The Board dismissed a petition related to efforts to unionize the Northwestern University football team.
Every once in a while we receive a letter in the (fictional) mailbag that is tough to describe and quite compelling. This week, Isabel, the new HR manager at LabCo (and someone who is new to HR), wants to know whether she may fire the owner’s son for having an Oregon medical marijuana card. In passing, Isabel also makes a number of alarming admissions about her motivation. Here is Isabel’s nerve-racking question and our response to it.
Presented by OEN + CENTRL + YESpdx.
This Roundtable will cover numerous issues under the employer "shared responsibility" rules of the Affordable Care Act, including how to track the "full-time" status of variable-hour employees, temporary or seasonal employees, and employees who experience a change in status or a break in service. Additionally, we will provide a brief overview of Code sections 6055 and 6056, which require most mid-sized and large employers to submit their first information reports to the IRS in early 2016 regarding the health insurance coverage being offered to employees. We invite you to participate in an interactive discussion on how to prepare for the future impact of the shared responsibility rules on your operations and finances.

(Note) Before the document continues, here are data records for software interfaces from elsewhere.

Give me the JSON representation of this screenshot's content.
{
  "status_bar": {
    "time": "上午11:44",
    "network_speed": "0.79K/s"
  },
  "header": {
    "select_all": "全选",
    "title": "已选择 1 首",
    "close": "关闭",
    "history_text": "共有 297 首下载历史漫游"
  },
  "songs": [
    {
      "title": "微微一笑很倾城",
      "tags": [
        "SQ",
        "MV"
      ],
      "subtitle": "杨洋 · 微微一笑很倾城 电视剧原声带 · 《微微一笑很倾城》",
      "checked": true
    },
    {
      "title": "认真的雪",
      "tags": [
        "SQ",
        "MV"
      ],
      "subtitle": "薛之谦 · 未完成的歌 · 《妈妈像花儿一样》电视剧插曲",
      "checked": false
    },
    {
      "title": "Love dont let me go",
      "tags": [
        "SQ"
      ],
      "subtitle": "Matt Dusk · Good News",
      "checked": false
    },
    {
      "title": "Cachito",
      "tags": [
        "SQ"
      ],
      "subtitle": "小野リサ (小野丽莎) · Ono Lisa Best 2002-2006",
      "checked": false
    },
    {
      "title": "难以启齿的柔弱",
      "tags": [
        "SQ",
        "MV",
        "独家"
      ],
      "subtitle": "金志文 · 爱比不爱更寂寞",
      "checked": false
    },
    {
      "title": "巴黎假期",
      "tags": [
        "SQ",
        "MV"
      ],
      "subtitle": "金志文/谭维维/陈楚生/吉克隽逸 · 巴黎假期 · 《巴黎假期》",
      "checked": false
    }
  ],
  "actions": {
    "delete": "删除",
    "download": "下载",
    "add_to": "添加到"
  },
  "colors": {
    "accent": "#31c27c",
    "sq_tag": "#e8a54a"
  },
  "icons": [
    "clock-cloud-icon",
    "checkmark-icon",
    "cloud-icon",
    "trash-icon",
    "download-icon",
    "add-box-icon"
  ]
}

Forty-eight Lane Powell lawyers were recently selected by their peers for inclusion in The Best Lawyers in America® (Best Lawyers) 2016; of those selected, 21 are from the Firm’s office in Portland, Oregon.